Excerpt from:
Once Known Only as a Tourist Trap, Tijuana Has Spawned a Generation of Artists Who Have Created a Distinct Cultural Identity That Reflects the City's Hybrid Life

January 24, 2004
Josh Kun, Los Angeles Time Magazine

Artist Hugo Crosthwaite grew up in the heart of Tijuana. His family owns one of the many curio shops that line the main drag of Rosarito , the tourist-heavy beach town just south of Tijuana. When the 31-year-old Crosthwaite was young, he watched his parents sell home furnishings and souvenirs to tourists from the front of their home. Over time, the store grew, and so did their home out back; Crosthwaite still lives there, in a small bedroom just yards from the front of the shop. "I learned English among the curios," Crosthwaite says. I've spoken it since I was young because I had to in order to communicate with the clients who would come here. When I told my father that I wanted to be an artist, he told me, 'Be what you want, just don't be a curiosero.'" After leaving Rosarito to study graphic design in San Diego, Crosthwaite fell in love with Michelangelo and Leonardo da Vinci, and he began to dedicate himself to classical drawing. Using mostly graphite and charcoal on wood, Crosthwaite works in an intensely precise Romantic style, bringing 19th Century techniques of drawing figures and landscapes to bear on contemporary themes. His most recent large-scale piece, "Linea (Tijuana Cityscape)," eschews his usual fleshy nudes and focuses on the body of Tijuana itself, spread out into a 24-foot-long panorama of unidentifiable cement buildings. "I wanted to create a general impression of an impoverished city, where windows, doors, buildings have just been put up out of necessity," he explains from a breezy, tiled foyer of his family's home. "Just like with this very house. The home grew further back from the road simply out of our needs. That is what I want to capture in my drawings of Tijuana; that sense of impoverished construction."
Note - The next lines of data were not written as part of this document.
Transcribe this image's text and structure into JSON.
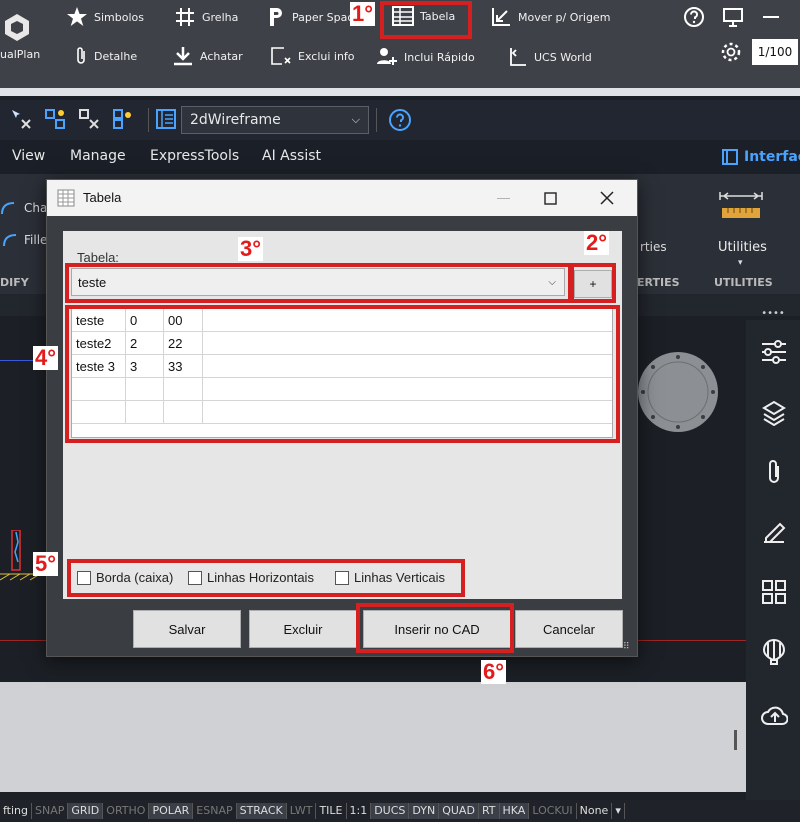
{
  "toolbar": {
    "row1": [
      "Simbolos",
      "Grelha",
      "Paper Spac",
      "Tabela",
      "Mover p/ Origem"
    ],
    "row2": [
      "Detalhe",
      "Achatar",
      "Exclui info",
      "Inclui Rápido",
      "UCS World"
    ],
    "app_label": "ualPlan",
    "scale": "1/100"
  },
  "annotations": [
    "1°",
    "2°",
    "3°",
    "4°",
    "5°",
    "6°"
  ],
  "qat": {
    "viewstyle": "2dWireframe"
  },
  "menu": {
    "items": [
      "View",
      "Manage",
      "ExpressTools",
      "AI Assist"
    ],
    "right": "Interfac"
  },
  "ribbon": {
    "cha": "Cha",
    "fille": "Fille",
    "rties": "rties",
    "utilities": "Utilities",
    "panel_labels": [
      "DIFY",
      "ERTIES",
      "UTILITIES"
    ]
  },
  "dialog": {
    "title": "Tabela",
    "label": "Tabela:",
    "selected_table": "teste",
    "add_button": "+",
    "rows": [
      [
        "teste",
        "0",
        "00"
      ],
      [
        "teste2",
        "2",
        "22"
      ],
      [
        "teste 3",
        "3",
        "33"
      ],
      [
        "",
        "",
        ""
      ],
      [
        "",
        "",
        ""
      ]
    ],
    "checkboxes": [
      "Borda (caixa)",
      "Linhas Horizontais",
      "Linhas Verticais"
    ],
    "buttons": {
      "save": "Salvar",
      "delete": "Excluir",
      "insert": "Inserir no CAD",
      "cancel": "Cancelar"
    }
  },
  "statusbar": [
    {
      "t": "fting",
      "s": "n"
    },
    {
      "t": "SNAP",
      "s": "off"
    },
    {
      "t": "GRID",
      "s": "on"
    },
    {
      "t": "ORTHO",
      "s": "off"
    },
    {
      "t": "POLAR",
      "s": "on"
    },
    {
      "t": "ESNAP",
      "s": "off"
    },
    {
      "t": "STRACK",
      "s": "on"
    },
    {
      "t": "LWT",
      "s": "off"
    },
    {
      "t": "TILE",
      "s": "n"
    },
    {
      "t": "1:1",
      "s": "n"
    },
    {
      "t": "DUCS",
      "s": "on"
    },
    {
      "t": "DYN",
      "s": "on"
    },
    {
      "t": "QUAD",
      "s": "on"
    },
    {
      "t": "RT",
      "s": "on"
    },
    {
      "t": "HKA",
      "s": "on"
    },
    {
      "t": "LOCKUI",
      "s": "off"
    },
    {
      "t": "None",
      "s": "n"
    }
  ]
}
While "Linea" is a tribute to Tijuana improvisation, it also is a tribute to the way the U.S.-Mexico border, known colloquially as "la linea" or "the line," has impacted the development of Tijuana as a place. As most residents will tell you, improvisation and the chaos that it brings are the city's two key aesthetic elements. People migrating north to cross the border to the U.S. end up staying in Tijuana. They build homes out of what they can (discarded refrigerator doors and tires) and where they can (on hillsides, behind stores), which led Raul Cardenas, founder of the design collective Torolab, to call the city's dominate style "emergency architecture," where "the ephemeral becomes permanent." With each wave of new arrivals, the city is reborn. And since people have not stopped coming since the '70s, Tijuana is a city that never settles into itself. It is a city in constant motion.

"The chaos is beautiful to me," Crosthwaite says. "All of its broken sidewalks, then the sidewalks that just end and suddenly there is nothing. I've lived in San Diego, in a suburb where all the houses look the same. There wasn't this visual variation, this visual beauty that chaos brings. San Diego was so planned, so organized, that I had to come back to Tijuana every weekend."

Crosthwaite had a solo show in Los Angeles ' Tropico de Nopal gallery last spring. For most of Tijuana's new crop of visual artists, exhibiting abroad is a familiar story. With only two exhibition spaces that regularly show local work (the Centro Cultural and the gallery at the Universidad Antónoma de Baja California), and virtually no local community art collectors, Tijuana artists have had to head elsewhere. Marcos Ramirez also exhibited in L.A. last spring, at the Iturralde Gallery, and Yvonne Venegas has a show at the Museum of Contemporary Art San Diego.